is the ancestral home of the Rad family. The Germans began using hereditary surnames
in the 12th century. Rad is an occupational
name, which was derived from the kind of work done by the original bearer. It is a name for a wheelmaker or wheelwright. The name stems from the German noun rat, meaning wheel. The origin is more clear in the variant "Rademacher."
Early Origins of the Rad family
The surname Rad was first found in Bavaria
, where the name was anciently associated with the tribal conflicts of the area. They declared allegiances to many nobles and princes of early history, lending their influence in struggles for power and status within the region. Chronicles first mention Cuncz Redler in 1259 in Iglau, Hans Redel and A. Radel of Bohemia in 1407, Johann Radler of Znaim in 1420, and the knight Goslaus von Redern in 1292 near Neisse. Often the name was associated with work involving mills, but might also stemm from wheel makers (thus the old variation "Rademacher"). From the earliest times, though, it was widespread and not restricted to a profession. The name branched into many houses whose contributions were sought by many leaders in their search for power.
Early History of the Rad family
This web page shows only a small excerpt of our Rad research.Another 213 words (15 lines of text) covering the years 1278, 1549, 1716, and 1731 are included under the topic Early Rad History in all our PDF Extended History products and printed products wherever possible.
Rad Spelling Variations
In the medieval era, many different cultural groups lived in the German states. There are thus many regional variations of German surnames from that era. Westphalians
spoke Low German, which is similar to modern Dutch. Many German names carry suffixes that identify where they came from. Others have phrases attached that identify something about the original bearer. Other variations in German names resulted from the fact that medieval scribes worked without the aid of any spelling rules. The spelling variations
of the name Rad include Rad, Raed, Raeder, Rehder, Redder, Rader, Raders, Rade, Radder, Redler, Redl, Raedler, Redler, Radl, Rademacher, Radenmacher and many more.
Early Notables of the Rad family (pre 1700)
Another 30 words (2 lines of text) are included under the topic Early Rad Notables in all our PDF Extended History products and printed products wherever possible.
Migration of the Rad family to the New World and Oceana
German settlers were among the most common to come to North America between the mid-17th and mid-20th centuries. Poverty and religious persecution drove many Bavarians to make this long trek. tenant
farmers were also enticed by the prospect of owning land. From east to west, these German immigrants populated the United States, settling in Pennsylvania, Texas, New York, Illinois, and California.
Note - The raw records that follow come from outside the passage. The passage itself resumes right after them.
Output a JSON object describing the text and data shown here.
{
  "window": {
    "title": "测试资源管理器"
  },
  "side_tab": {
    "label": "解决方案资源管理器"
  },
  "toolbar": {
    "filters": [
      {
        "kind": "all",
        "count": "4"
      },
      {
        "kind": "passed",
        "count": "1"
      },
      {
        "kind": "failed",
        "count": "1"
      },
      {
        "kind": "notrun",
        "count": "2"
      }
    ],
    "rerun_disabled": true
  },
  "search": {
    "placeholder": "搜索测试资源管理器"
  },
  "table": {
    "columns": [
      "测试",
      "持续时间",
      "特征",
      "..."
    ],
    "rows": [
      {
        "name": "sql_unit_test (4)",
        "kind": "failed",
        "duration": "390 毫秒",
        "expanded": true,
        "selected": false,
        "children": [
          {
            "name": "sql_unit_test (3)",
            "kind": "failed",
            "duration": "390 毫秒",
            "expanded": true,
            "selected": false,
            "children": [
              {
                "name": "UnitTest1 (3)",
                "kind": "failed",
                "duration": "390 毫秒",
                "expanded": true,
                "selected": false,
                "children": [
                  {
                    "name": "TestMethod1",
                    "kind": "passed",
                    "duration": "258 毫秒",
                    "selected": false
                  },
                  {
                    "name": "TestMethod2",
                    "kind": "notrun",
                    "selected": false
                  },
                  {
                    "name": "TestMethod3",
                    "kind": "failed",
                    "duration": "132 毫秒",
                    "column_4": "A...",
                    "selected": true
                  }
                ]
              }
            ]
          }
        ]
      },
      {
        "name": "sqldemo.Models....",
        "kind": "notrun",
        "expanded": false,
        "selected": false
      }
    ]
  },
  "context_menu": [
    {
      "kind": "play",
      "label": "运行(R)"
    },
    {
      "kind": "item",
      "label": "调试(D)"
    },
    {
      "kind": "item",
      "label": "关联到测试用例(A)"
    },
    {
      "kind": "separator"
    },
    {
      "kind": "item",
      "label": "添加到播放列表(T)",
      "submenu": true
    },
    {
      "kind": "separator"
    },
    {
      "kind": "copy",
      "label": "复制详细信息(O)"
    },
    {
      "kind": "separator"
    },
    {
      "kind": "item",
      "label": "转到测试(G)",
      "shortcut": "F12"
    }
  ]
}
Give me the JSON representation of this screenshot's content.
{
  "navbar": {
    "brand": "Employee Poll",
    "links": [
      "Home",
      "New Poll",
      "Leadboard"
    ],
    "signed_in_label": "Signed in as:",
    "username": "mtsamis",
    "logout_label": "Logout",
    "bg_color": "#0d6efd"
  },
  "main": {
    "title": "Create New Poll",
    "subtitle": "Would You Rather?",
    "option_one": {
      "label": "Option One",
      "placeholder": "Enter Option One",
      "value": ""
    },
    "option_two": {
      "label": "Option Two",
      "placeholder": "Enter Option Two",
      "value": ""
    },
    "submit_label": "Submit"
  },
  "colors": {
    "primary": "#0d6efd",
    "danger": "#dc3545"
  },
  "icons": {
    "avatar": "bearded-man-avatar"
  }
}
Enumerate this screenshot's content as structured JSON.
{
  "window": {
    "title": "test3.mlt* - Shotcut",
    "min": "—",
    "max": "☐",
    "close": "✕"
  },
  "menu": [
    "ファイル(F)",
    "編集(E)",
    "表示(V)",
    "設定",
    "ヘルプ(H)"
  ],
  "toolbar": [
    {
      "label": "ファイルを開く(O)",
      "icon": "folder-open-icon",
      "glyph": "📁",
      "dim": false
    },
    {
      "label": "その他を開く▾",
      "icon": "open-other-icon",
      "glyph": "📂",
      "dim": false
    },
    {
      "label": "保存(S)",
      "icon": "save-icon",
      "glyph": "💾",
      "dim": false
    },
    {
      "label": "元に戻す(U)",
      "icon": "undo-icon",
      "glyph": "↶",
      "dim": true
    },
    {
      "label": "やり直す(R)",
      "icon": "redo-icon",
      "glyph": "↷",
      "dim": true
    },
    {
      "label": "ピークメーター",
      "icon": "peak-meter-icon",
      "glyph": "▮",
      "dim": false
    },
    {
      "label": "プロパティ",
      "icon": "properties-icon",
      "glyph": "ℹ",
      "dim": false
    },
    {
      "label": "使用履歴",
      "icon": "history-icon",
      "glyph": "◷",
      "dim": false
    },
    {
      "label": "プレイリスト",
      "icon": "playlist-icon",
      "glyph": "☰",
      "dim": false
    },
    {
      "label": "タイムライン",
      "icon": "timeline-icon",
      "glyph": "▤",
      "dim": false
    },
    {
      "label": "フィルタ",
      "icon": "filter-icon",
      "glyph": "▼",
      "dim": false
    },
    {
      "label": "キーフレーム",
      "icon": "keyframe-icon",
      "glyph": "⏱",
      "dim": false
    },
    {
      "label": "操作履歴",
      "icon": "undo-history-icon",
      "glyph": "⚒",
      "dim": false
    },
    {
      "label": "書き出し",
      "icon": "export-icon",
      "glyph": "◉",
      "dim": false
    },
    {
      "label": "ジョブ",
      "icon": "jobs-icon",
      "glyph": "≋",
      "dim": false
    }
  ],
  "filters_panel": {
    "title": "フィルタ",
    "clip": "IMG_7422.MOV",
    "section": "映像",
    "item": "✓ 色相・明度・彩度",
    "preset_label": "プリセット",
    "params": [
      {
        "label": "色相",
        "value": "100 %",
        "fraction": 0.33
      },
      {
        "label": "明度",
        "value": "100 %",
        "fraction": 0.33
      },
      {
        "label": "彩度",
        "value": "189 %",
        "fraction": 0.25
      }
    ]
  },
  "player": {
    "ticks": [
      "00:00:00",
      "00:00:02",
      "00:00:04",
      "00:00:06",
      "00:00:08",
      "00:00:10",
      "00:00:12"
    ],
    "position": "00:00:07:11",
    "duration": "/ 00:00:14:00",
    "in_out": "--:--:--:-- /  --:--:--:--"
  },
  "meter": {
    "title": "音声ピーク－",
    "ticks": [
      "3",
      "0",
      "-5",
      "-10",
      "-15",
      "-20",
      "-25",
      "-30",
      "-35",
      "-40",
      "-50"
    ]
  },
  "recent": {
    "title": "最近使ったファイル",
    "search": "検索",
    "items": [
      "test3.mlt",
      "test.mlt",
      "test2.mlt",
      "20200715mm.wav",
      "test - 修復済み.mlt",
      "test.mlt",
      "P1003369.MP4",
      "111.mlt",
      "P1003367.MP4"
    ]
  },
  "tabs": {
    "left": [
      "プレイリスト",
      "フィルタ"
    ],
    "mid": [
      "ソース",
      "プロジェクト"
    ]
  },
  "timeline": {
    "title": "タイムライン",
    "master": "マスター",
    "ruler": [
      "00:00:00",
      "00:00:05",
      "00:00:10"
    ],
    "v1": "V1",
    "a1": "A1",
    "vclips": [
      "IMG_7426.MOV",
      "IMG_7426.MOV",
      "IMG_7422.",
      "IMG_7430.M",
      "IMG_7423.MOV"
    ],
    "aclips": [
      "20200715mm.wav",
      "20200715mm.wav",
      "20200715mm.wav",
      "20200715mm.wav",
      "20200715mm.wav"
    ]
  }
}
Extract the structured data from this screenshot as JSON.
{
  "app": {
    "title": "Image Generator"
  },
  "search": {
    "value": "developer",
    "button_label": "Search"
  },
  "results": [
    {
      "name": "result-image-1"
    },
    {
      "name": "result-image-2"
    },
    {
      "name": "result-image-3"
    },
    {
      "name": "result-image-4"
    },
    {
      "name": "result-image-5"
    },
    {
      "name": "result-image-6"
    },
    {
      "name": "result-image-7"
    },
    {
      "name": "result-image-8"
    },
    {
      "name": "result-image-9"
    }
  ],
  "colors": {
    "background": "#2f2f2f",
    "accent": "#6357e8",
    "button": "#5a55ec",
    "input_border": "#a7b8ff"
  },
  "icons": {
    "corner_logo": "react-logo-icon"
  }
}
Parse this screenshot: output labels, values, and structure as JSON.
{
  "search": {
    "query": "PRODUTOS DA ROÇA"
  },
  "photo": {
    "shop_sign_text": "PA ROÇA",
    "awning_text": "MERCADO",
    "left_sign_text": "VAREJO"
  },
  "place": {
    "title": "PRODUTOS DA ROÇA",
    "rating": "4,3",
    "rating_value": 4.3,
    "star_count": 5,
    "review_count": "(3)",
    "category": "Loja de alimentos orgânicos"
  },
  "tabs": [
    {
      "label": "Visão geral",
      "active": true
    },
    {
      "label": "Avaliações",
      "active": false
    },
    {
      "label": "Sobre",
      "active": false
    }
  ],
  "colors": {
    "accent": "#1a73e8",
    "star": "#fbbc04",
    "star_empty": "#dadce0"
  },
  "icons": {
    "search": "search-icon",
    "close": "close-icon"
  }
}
Ontario and the prairie provinces of Canada also provided homes to many. Early settlers bearing the Rad surname or a spelling variation of the name include: Thomas Raed, who came to Virginia in 1656. Christian Raeder arrived in Philadelphia in 1844; as did Jacob Raeder, and they were preceded by Philip Raeder in 1842. Hans Jerig Reder came to Philadelphia in 1727.
Rad Family Crest Products